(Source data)
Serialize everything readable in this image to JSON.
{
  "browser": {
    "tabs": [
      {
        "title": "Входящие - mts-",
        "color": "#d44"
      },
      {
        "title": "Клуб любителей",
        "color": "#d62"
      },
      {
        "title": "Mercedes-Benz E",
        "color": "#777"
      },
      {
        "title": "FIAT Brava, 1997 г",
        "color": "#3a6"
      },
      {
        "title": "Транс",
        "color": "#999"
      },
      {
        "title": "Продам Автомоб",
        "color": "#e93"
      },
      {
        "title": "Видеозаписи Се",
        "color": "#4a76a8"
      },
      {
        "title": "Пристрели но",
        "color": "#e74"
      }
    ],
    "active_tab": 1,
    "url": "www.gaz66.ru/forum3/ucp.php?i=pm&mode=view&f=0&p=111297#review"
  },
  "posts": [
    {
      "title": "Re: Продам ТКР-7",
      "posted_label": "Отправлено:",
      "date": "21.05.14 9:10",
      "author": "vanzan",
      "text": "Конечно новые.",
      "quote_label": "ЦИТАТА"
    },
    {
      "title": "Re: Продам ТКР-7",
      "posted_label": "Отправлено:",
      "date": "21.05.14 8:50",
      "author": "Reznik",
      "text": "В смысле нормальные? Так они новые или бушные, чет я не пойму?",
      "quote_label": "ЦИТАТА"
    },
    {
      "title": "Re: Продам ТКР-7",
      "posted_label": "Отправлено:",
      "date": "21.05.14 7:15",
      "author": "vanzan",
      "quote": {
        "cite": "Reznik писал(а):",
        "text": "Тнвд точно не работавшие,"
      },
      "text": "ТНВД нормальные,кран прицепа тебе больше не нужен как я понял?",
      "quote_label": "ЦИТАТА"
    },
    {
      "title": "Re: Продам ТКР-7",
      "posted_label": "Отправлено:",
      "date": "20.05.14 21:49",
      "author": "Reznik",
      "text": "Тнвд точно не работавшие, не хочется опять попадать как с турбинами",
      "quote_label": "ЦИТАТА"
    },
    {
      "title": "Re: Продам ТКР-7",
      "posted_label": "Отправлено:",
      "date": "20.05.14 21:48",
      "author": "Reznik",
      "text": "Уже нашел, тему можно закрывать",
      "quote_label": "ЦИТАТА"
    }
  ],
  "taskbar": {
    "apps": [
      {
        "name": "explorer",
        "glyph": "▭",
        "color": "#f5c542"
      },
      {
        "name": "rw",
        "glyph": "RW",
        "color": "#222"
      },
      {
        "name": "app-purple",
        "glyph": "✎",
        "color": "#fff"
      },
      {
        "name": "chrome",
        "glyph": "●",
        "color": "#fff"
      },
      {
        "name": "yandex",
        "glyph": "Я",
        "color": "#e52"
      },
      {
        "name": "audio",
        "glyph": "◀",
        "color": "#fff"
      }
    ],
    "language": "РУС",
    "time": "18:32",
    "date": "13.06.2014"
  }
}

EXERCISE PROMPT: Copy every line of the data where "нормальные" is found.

ANSWER BOX:
      "text": "В смысле нормальные? Так они новые или бушные, чет я не пойму?",
      "text": "ТНВД нормальные,кран прицепа тебе больше не нужен как я понял?",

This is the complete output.